“That’s my tax money taking care of a foreign national or however you want to classify them,” said Mr. Griffith, 51, a volunteer fireman and researcher at a chemical plant. “I don’t want to take care of a foreign national. It’s not my problem. We did house kids in Brazoria County there at the youth home. I sort of feel like we should be taking care of our own first.”
Overwhelmed by an influx of unaccompanied minors who are fleeing violence in their home countries in Central America, federal officials are searching the country for places to house them and have been forced to scrap some proposed shelter sites in California, Connecticut, Iowa, New York and other states because of widespread opposition from residents and local officials.
The politics of handling the wave of immigrants has grown toxic and holds perils for President Obama.

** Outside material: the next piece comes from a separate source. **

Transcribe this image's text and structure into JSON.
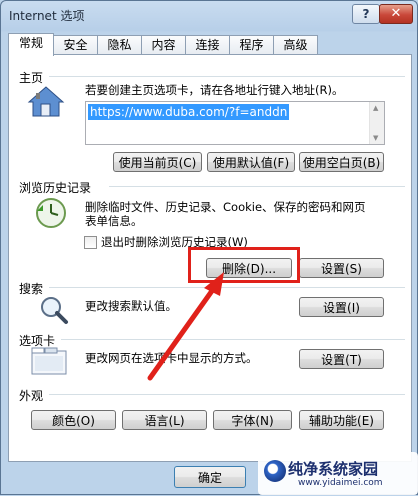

Some of the opposition has also bordered on the extreme. A few of the protesters who marched against a proposed shelter in Vassar, Mich., on Monday were armed with semiautomatic rifles and handguns. In Virginia, an effort to house the children at the shuttered campus of Saint Paul’s College in Lawrenceville caused such an uproar that federal officials pulled out, even though a five-month lease had been signed. Someone spray-painted anti-immigrant graffiti on a brick wall at a former Army Reserve facility in Westminster, Md., that was being considered as a shelter site.